BBC News, Um al-Nasr, Gaza
In a village in southern Gaza, an old Palestinian woman stood surveying the wreckage of her life, and her home - bulldozed by the Israeli army.
More than 200 Palestinians in army raids have died since June
Subhiya Mouamr pointed out her family's store of flour strewn in the rubble, and the tent she now lives in.
"We sit here - between the earth and the sky - and we survive just on what the Red Cross brings us," Subhiya Mouamr said.
"They destroyed everything."
But on that night when the Israelis came late last week, Subhiya Mouamr lost even more than her home and all that she owned.
She also lost her son and her daughter-in-law.
What happened in the village of Um al-Nasr is typical of the nature of the Israeli offensive in Gaza - which is now going into its fourth month.
Israeli soldiers had crossed the border and come hunting for Palestinian militants.
But in the course of their raid they inflicted much suffering on many civilians.
The army says that it went in to Um al-Nasr to capture what it calls terrorists.

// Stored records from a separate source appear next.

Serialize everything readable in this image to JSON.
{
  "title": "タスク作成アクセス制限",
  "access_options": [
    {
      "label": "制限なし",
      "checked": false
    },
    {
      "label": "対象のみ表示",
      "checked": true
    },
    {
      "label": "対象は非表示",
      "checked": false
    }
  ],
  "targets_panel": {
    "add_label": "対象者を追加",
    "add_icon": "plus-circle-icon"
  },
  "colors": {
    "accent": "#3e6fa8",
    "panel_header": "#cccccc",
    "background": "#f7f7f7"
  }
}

A spokesman says that the troops came under fire from two buildings, and that they were consequently demolished.
It is the army's policy to destroy structures from which it says it is attacked.
The villagers say that about a dozen families in this poverty-stricken community were crammed into those buildings - and you find them now camped in the ruins.
Screaming at night
When the villagers gathered under a guava tree to tell their story, Subhiya Mouamr's son, Riziq sat among them.
He has a mental disability, and he does not hear or speak well.
His relatives say that the first they knew of the Israeli raid was the sound of Riziq screaming in the night.
His sister, Leila thought that a fight had broken out with the neighbours.
She said she rushed out to find Riziq being beaten by soldiers. Above his blackened eye a large plaster still covers a wound.
His family believes that Riziq may have lashed out at the troops.
"I asked them what they wanted with him - saying that he's sick," said Leila. "They told me to shut up."
Then Leila said the soldiers opened fire on two other relatives racing to the scene.
One of them was Mohammad Mouamr. He was a member of the al-Aqsa Martyrs' Brigades militant group, and he came with a gun.
With Mohammad was Riziq's wife, Itemad. Both were killed.
The effect of the raids could be felt for generations
"I sat with the body of my daughter-in-law with my head in my hands until the early morning," said Subhiya Mouamr.
The army launched its offensive late in June partly in an effort to free a captured soldier.
In return for his release, Gazan militants are demanding the freeing of some of the several thousand Palestinians being held in Israeli jails.
The army is also trying to stop the firing of crudely-made rockets from Gaza into nearby Israeli towns by groups like Islamic Jihad.
Militants often say that their attacks are in response to the army's actions - which include almost daily raids, arrests and killings in Israeli occupied Palestinian territory.
The militants also regard Israel itself as lying on stolen Palestinian land, and they talk of - ultimately - seeking its destruction.
The confrontation is very uneven. In the past three months the army has killed well over 200 Palestinians - many of them civilians.
On the Israeli side, two soldiers have died - one of them shot accidentally by his comrades.
In the raid on Um al-Nasr village, the army seized a number of people, and two are still being held.
The raid took a matter of hours. But those living now in their tents in the ruins will remember - perhaps for generations - what the soldiers did that night.